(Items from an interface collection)
--

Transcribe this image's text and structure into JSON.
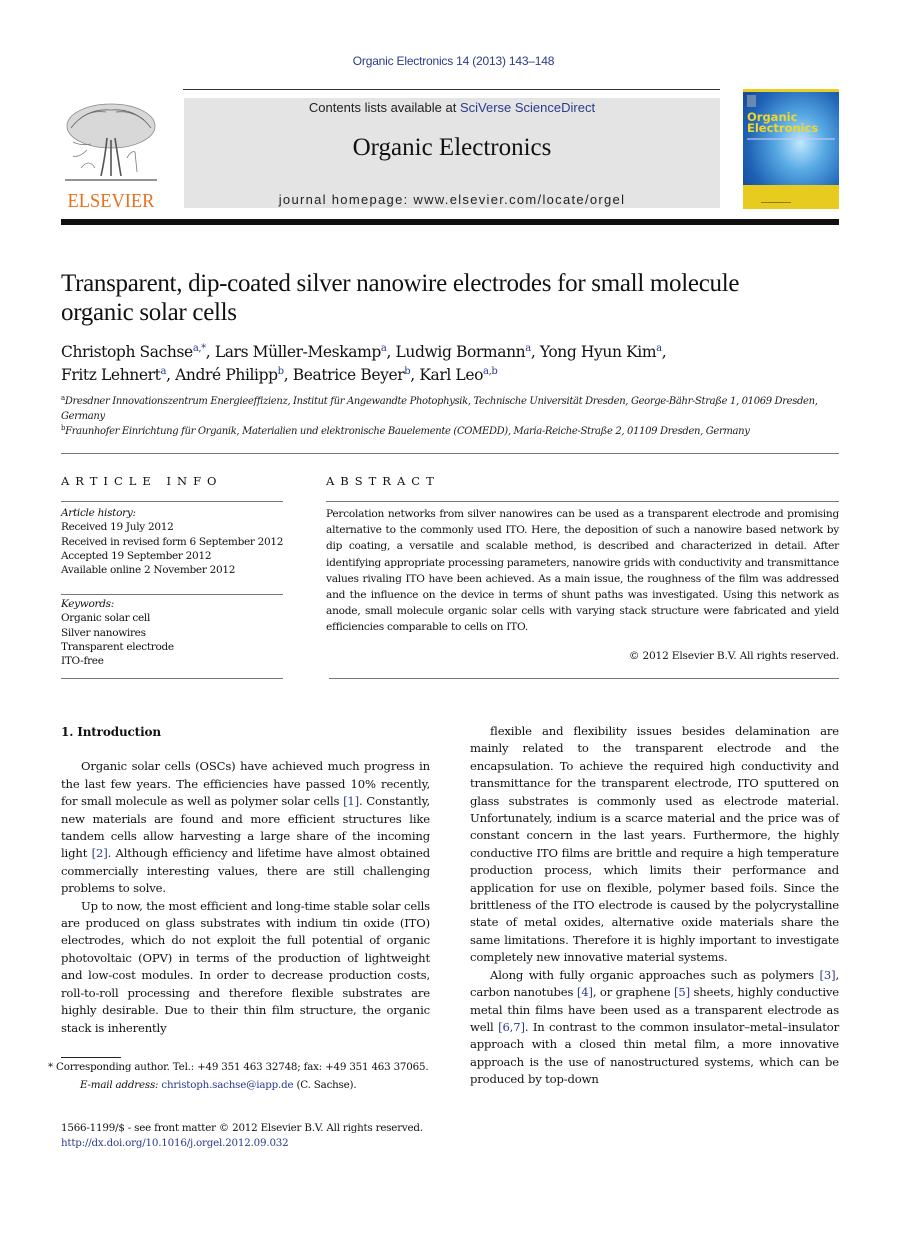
{
  "header": {
    "citation": "Organic Electronics 14 (2013) 143–148",
    "publisher_logo_text": "ELSEVIER",
    "contents_prefix": "Contents lists available at ",
    "contents_link": "SciVerse ScienceDirect",
    "journal_title": "Organic Electronics",
    "homepage": "journal homepage: www.elsevier.com/locate/orgel",
    "cover": {
      "title_line1": "Organic",
      "title_line2": "Electronics"
    }
  },
  "colors": {
    "link": "#2b3a8a",
    "elsevier_orange": "#e9711c",
    "banner_bg": "#e4e4e4",
    "cover_yellow": "#e8cf23"
  },
  "article": {
    "title": "Transparent, dip-coated silver nanowire electrodes for small molecule organic solar cells",
    "authors": [
      {
        "name": "Christoph Sachse",
        "aff": "a,*",
        "sep": ", "
      },
      {
        "name": "Lars Müller-Meskamp",
        "aff": "a",
        "sep": ", "
      },
      {
        "name": "Ludwig Bormann",
        "aff": "a",
        "sep": ", "
      },
      {
        "name": "Yong Hyun Kim",
        "aff": "a",
        "sep": ","
      },
      {
        "name": "Fritz Lehnert",
        "aff": "a",
        "sep": ", "
      },
      {
        "name": "André Philipp",
        "aff": "b",
        "sep": ", "
      },
      {
        "name": "Beatrice Beyer",
        "aff": "b",
        "sep": ", "
      },
      {
        "name": "Karl Leo",
        "aff": "a,b",
        "sep": ""
      }
    ],
    "affiliations": [
      {
        "mark": "a",
        "text": "Dresdner Innovationszentrum Energieeffizienz, Institut für Angewandte Photophysik, Technische Universität Dresden, George-Bähr-Straße 1, 01069 Dresden, Germany"
      },
      {
        "mark": "b",
        "text": "Fraunhofer Einrichtung für Organik, Materialien und elektronische Bauelemente (COMEDD), Maria-Reiche-Straße 2, 01109 Dresden, Germany"
      }
    ]
  },
  "article_info": {
    "heading": "ARTICLE INFO",
    "history_label": "Article history:",
    "history": [
      "Received 19 July 2012",
      "Received in revised form 6 September 2012",
      "Accepted 19 September 2012",
      "Available online 2 November 2012"
    ],
    "keywords_label": "Keywords:",
    "keywords": [
      "Organic solar cell",
      "Silver nanowires",
      "Transparent electrode",
      "ITO-free"
    ]
  },
  "abstract": {
    "heading": "ABSTRACT",
    "text": "Percolation networks from silver nanowires can be used as a transparent electrode and promising alternative to the commonly used ITO. Here, the deposition of such a nanowire based network by dip coating, a versatile and scalable method, is described and characterized in detail. After identifying appropriate processing parameters, nanowire grids with conductivity and transmittance values rivaling ITO have been achieved. As a main issue, the roughness of the film was addressed and the influence on the device in terms of shunt paths was investigated. Using this network as anode, small molecule organic solar cells with varying stack structure were fabricated and yield efficiencies comparable to cells on ITO.",
    "copyright": "© 2012 Elsevier B.V. All rights reserved."
  },
  "body": {
    "section_title": "1. Introduction",
    "left_paragraphs": [
      [
        {
          "t": "Organic solar cells (OSCs) have achieved much progress in the last few years. The efficiencies have passed 10% recently, for small molecule as well as polymer solar cells "
        },
        {
          "ref": "[1]"
        },
        {
          "t": ". Constantly, new materials are found and more efficient structures like tandem cells allow harvesting a large share of the incoming light "
        },
        {
          "ref": "[2]"
        },
        {
          "t": ". Although efficiency and lifetime have almost obtained commercially interesting values, there are still challenging problems to solve."
        }
      ],
      [
        {
          "t": "Up to now, the most efficient and long-time stable solar cells are produced on glass substrates with indium tin oxide (ITO) electrodes, which do not exploit the full potential of organic photovoltaic (OPV) in terms of the production of lightweight and low-cost modules. In order to decrease production costs, roll-to-roll processing and therefore flexible substrates are highly desirable. Due to their thin film structure, the organic stack is inherently"
        }
      ]
    ],
    "right_paragraphs": [
      [
        {
          "t": "flexible and flexibility issues besides delamination are mainly related to the transparent electrode and the encapsulation. To achieve the required high conductivity and transmittance for the transparent electrode, ITO sputtered on glass substrates is commonly used as electrode material. Unfortunately, indium is a scarce material and the price was of constant concern in the last years. Furthermore, the highly conductive ITO films are brittle and require a high temperature production process, which limits their performance and application for use on flexible, polymer based foils. Since the brittleness of the ITO electrode is caused by the polycrystalline state of metal oxides, alternative oxide materials share the same limitations. Therefore it is highly important to investigate completely new innovative material systems."
        }
      ],
      [
        {
          "t": "Along with fully organic approaches such as polymers "
        },
        {
          "ref": "[3]"
        },
        {
          "t": ", carbon nanotubes "
        },
        {
          "ref": "[4]"
        },
        {
          "t": ", or graphene "
        },
        {
          "ref": "[5]"
        },
        {
          "t": " sheets, highly conductive metal thin films have been used as a transparent electrode as well "
        },
        {
          "ref": "[6,7]"
        },
        {
          "t": ". In contrast to the common insulator–metal–insulator approach with a closed thin metal film, a more innovative approach is the use of nanostructured systems, which can be produced by top-down"
        }
      ]
    ]
  },
  "footnotes": {
    "corresponding": "* Corresponding author. Tel.: +49 351 463 32748; fax: +49 351 463 37065.",
    "email_label": "E-mail address: ",
    "email": "christoph.sachse@iapp.de",
    "email_suffix": " (C. Sachse).",
    "issn": "1566-1199/$ - see front matter © 2012 Elsevier B.V. All rights reserved.",
    "doi": "http://dx.doi.org/10.1016/j.orgel.2012.09.032"
  }
}
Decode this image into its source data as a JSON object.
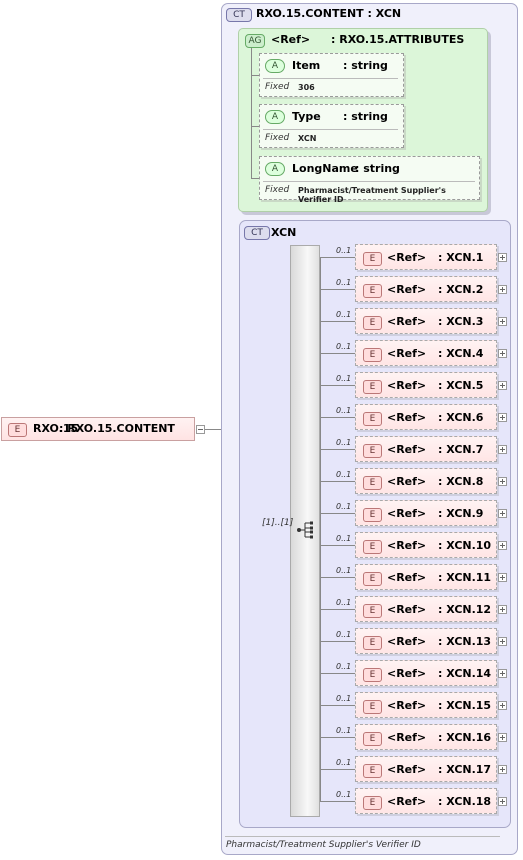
{
  "root": {
    "badge": "E",
    "name": "RXO.15",
    "type": ": RXO.15.CONTENT"
  },
  "complex_type": {
    "badge": "CT",
    "title": "RXO.15.CONTENT : XCN"
  },
  "attribute_group": {
    "badge": "AG",
    "ref": "<Ref>",
    "type": ": RXO.15.ATTRIBUTES",
    "attributes": [
      {
        "badge": "A",
        "name": "Item",
        "type": ": string",
        "fixed_label": "Fixed",
        "fixed_value": "306"
      },
      {
        "badge": "A",
        "name": "Type",
        "type": ": string",
        "fixed_label": "Fixed",
        "fixed_value": "XCN"
      },
      {
        "badge": "A",
        "name": "LongName",
        "type": ": string",
        "fixed_label": "Fixed",
        "fixed_value": "Pharmacist/Treatment Supplier's Verifier ID"
      }
    ]
  },
  "inner_type": {
    "badge": "CT",
    "title": "XCN",
    "sequence_occurrence": "[1]..[1]"
  },
  "children": [
    {
      "occ": "0..1",
      "badge": "E",
      "ref": "<Ref>",
      "type": ": XCN.1"
    },
    {
      "occ": "0..1",
      "badge": "E",
      "ref": "<Ref>",
      "type": ": XCN.2"
    },
    {
      "occ": "0..1",
      "badge": "E",
      "ref": "<Ref>",
      "type": ": XCN.3"
    },
    {
      "occ": "0..1",
      "badge": "E",
      "ref": "<Ref>",
      "type": ": XCN.4"
    },
    {
      "occ": "0..1",
      "badge": "E",
      "ref": "<Ref>",
      "type": ": XCN.5"
    },
    {
      "occ": "0..1",
      "badge": "E",
      "ref": "<Ref>",
      "type": ": XCN.6"
    },
    {
      "occ": "0..1",
      "badge": "E",
      "ref": "<Ref>",
      "type": ": XCN.7"
    },
    {
      "occ": "0..1",
      "badge": "E",
      "ref": "<Ref>",
      "type": ": XCN.8"
    },
    {
      "occ": "0..1",
      "badge": "E",
      "ref": "<Ref>",
      "type": ": XCN.9"
    },
    {
      "occ": "0..1",
      "badge": "E",
      "ref": "<Ref>",
      "type": ": XCN.10"
    },
    {
      "occ": "0..1",
      "badge": "E",
      "ref": "<Ref>",
      "type": ": XCN.11"
    },
    {
      "occ": "0..1",
      "badge": "E",
      "ref": "<Ref>",
      "type": ": XCN.12"
    },
    {
      "occ": "0..1",
      "badge": "E",
      "ref": "<Ref>",
      "type": ": XCN.13"
    },
    {
      "occ": "0..1",
      "badge": "E",
      "ref": "<Ref>",
      "type": ": XCN.14"
    },
    {
      "occ": "0..1",
      "badge": "E",
      "ref": "<Ref>",
      "type": ": XCN.15"
    },
    {
      "occ": "0..1",
      "badge": "E",
      "ref": "<Ref>",
      "type": ": XCN.16"
    },
    {
      "occ": "0..1",
      "badge": "E",
      "ref": "<Ref>",
      "type": ": XCN.17"
    },
    {
      "occ": "0..1",
      "badge": "E",
      "ref": "<Ref>",
      "type": ": XCN.18"
    }
  ],
  "documentation": "Pharmacist/Treatment Supplier's Verifier ID",
  "icons": [
    "element-badge-icon",
    "complex-type-badge-icon",
    "attribute-group-badge-icon",
    "attribute-badge-icon",
    "sequence-icon",
    "expand-icon",
    "collapse-icon"
  ]
}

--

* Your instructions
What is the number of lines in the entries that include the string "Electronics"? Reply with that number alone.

* Answer section
3